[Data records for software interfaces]
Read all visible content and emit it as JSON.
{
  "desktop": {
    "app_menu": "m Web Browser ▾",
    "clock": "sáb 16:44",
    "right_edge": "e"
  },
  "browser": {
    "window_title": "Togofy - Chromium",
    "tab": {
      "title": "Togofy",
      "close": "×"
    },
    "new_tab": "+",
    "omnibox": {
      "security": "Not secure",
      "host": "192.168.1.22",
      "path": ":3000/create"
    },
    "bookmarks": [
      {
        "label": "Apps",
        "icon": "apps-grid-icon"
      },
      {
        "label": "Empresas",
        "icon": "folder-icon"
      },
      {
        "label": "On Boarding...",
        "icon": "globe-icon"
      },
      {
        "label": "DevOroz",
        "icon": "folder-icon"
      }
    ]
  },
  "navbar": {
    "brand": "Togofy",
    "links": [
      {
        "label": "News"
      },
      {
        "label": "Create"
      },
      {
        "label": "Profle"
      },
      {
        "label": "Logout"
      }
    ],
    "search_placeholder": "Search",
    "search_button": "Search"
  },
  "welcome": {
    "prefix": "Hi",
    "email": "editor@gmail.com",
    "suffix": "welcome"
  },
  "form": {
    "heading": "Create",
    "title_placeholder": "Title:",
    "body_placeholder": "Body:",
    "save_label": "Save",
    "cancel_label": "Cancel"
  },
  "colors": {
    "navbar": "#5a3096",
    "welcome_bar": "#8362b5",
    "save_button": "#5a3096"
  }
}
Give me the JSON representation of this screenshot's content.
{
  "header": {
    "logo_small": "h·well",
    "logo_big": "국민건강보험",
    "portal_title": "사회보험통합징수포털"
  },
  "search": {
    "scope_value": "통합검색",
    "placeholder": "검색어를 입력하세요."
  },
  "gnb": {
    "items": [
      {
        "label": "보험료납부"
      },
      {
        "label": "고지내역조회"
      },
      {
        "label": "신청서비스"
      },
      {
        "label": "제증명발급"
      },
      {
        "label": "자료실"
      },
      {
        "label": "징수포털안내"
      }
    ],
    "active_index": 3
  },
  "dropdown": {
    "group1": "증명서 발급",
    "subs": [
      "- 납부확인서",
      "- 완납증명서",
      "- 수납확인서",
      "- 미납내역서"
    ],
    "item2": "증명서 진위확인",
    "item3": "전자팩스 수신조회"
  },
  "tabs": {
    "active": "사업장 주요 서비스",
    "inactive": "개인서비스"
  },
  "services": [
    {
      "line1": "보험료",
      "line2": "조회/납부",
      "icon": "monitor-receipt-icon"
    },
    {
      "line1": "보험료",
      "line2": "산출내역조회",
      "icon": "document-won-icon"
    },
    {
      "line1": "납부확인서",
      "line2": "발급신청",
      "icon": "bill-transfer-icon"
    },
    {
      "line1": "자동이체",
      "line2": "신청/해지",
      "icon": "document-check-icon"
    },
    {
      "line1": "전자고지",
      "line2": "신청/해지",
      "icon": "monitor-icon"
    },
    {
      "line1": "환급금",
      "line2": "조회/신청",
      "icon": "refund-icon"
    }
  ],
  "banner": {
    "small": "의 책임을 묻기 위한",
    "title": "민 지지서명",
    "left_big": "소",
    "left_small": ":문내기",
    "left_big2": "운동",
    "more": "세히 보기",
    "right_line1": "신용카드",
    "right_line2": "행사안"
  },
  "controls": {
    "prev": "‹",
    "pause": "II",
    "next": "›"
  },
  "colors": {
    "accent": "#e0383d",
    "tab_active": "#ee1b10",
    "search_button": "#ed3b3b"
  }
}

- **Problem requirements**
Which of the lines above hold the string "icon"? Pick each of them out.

- **Written solution**
        "icon": "apps-grid-icon"
        "icon": "folder-icon"
        "icon": "globe-icon"
        "icon": "folder-icon"
      "icon": "monitor-receipt-icon"
      "icon": "document-won-icon"
      "icon": "bill-transfer-icon"
      "icon": "document-check-icon"
      "icon": "monitor-icon"
      "icon": "refund-icon"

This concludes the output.